• Jan 31st 2011, 09:09 PM
Prove It
You can go directly to L'Hospital's Rule if it's of the form $\displaystyle \displaystyle \frac{0}{0}$ or $\displaystyle \displaystyle \frac{\infty}{\infty}$.

However, you can apply some transformations to the other forms to get them to $\displaystyle \displaystyle \frac{0}{0}$ or $\displaystyle \displaystyle \frac{\infty}{\infty}$.
• Jan 31st 2011, 11:28 PM
chisigma
Quote:

Originally Posted by crossbone
$\displaystyle \frac{0}{0}, \frac{\infty}{\infty}, 0\times{\infty},{\infty}^{\infty}, {\infty}^0,0^0, 1^{\infty}, \infty - \infty.$

How about $\displaystyle 0^{\infty}$? anything else?

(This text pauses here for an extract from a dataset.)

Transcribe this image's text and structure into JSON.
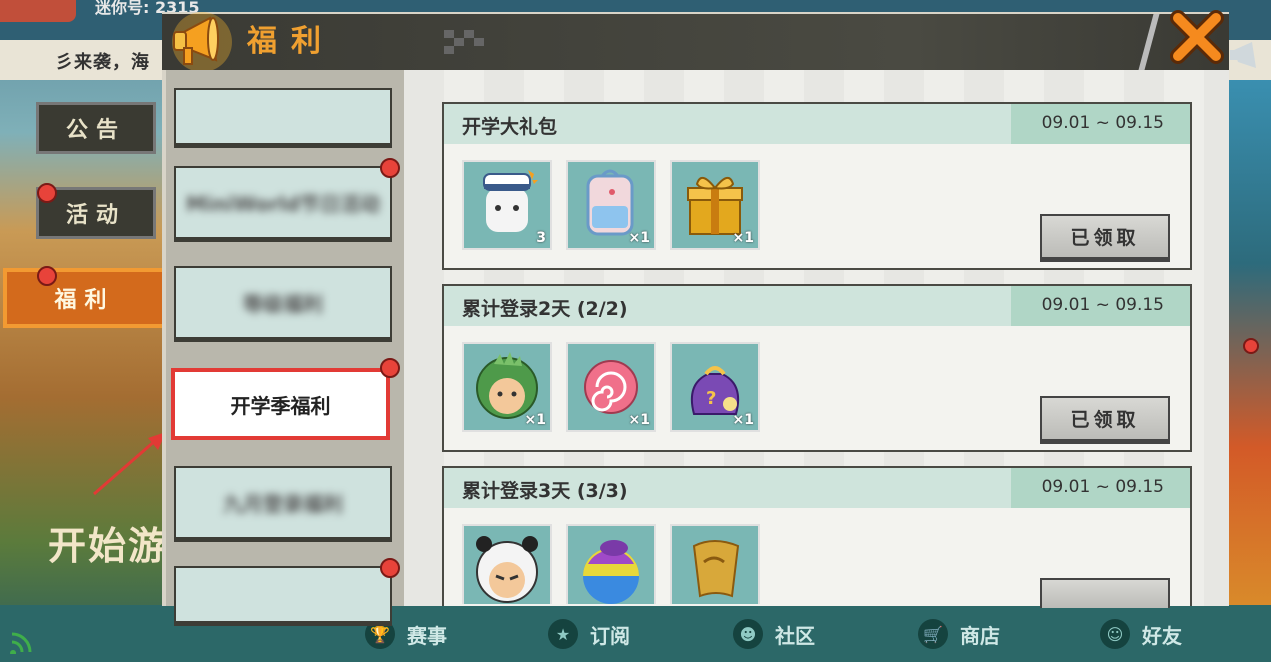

The form $\displaystyle 0^{+ \infty}$ is not 'indeterminate'!... more precisely if You have a function like $\displaystyle y(x)= f(x)^{g(x)}$ with $\displaystyle \lim_{x \rightarrow x_{0}} f(x)=0$ and $\displaystyle \lim_{x \rightarrow x_{0}} g(x)= +\infty$ is $\displaystyle \lim_{x \rightarrow x_{0}} f(x)^{g(x)}=0$...

Are You sure that $\displaystyle \infty^{\infty}$ is 'indeterminate'?...

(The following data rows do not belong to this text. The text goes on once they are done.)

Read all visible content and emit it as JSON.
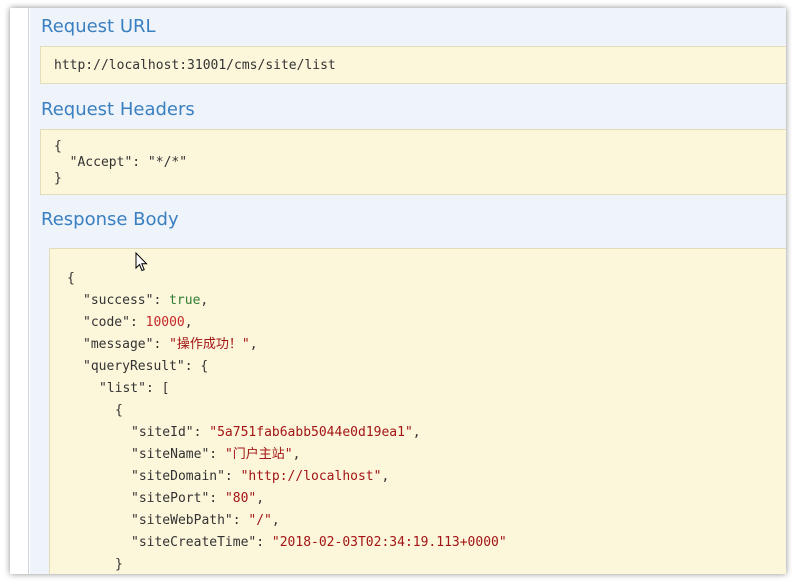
{
  "sections": {
    "request_url": {
      "title": "Request URL",
      "value": "http://localhost:31001/cms/site/list"
    },
    "request_headers": {
      "title": "Request Headers",
      "lines": [
        "{",
        "  \"Accept\": \"*/*\"",
        "}"
      ]
    },
    "response_body": {
      "title": "Response Body"
    }
  },
  "response": {
    "open_brace": "{",
    "success_key": "\"success\"",
    "success_val": "true",
    "code_key": "\"code\"",
    "code_val": "10000",
    "message_key": "\"message\"",
    "message_val": "\"操作成功！\"",
    "queryResult_key": "\"queryResult\"",
    "list_key": "\"list\"",
    "item_open": "{",
    "siteId_key": "\"siteId\"",
    "siteId_val": "\"5a751fab6abb5044e0d19ea1\"",
    "siteName_key": "\"siteName\"",
    "siteName_val": "\"门户主站\"",
    "siteDomain_key": "\"siteDomain\"",
    "siteDomain_val": "\"http://localhost\"",
    "sitePort_key": "\"sitePort\"",
    "sitePort_val": "\"80\"",
    "siteWebPath_key": "\"siteWebPath\"",
    "siteWebPath_val": "\"/\"",
    "siteCreateTime_key": "\"siteCreateTime\"",
    "siteCreateTime_val": "\"2018-02-03T02:34:19.113+0000\"",
    "item_close": "}"
  }
}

Kind regards

$\displaystyle \chi$ $\displaystyle \sigma$
• Feb 1st 2011, 01:29 AM
chisigma
Other 'indeterminate forms' that are not reported in the 'holy books' and can be solved with l'Hopital's rule are [in my opinion...] $\displaystyle \log_{0} 0$ and $\displaystyle \log_{\infty} \infty$...

Kind regards

$\displaystyle \chi$ $\displaystyle \sigma$
• Feb 1st 2011, 03:40 AM
crossbone
Quote:

Originally Posted by dwsmith
Check wikipedia or a textbook.

I did but it didn't include $\displaystyle 0^{\infty}$ even though $\displaystyle {\infty}^0$ and $\displaystyle 0^0$ were. isn't it an indeterminate form?
• Feb 1st 2011, 04:10 AM
skeeter
First paragraph from this source ...

http://spectrum.troy.edu/~andrew/doc...ETERMINATE.pdf

... lists "seven known" indeterminate forms.
• Feb 1st 2011, 06:31 AM
crossbone
seems like it's not then. so what's the value of $\displaystyle 0^{\infty} ? 0?$
• Feb 1st 2011, 07:01 AM
skeeter
Quote:

Originally Posted by crossbone
seems like it's not then. so what's the value of $\displaystyle 0^{\infty} ? 0?$

consider ...

$\displaystyle \displaystyle \lim_{n \to \infty} r^n$ when $\displaystyle |r| < 1$
• Feb 1st 2011, 07:18 AM
crossbone
makes sense. thanks!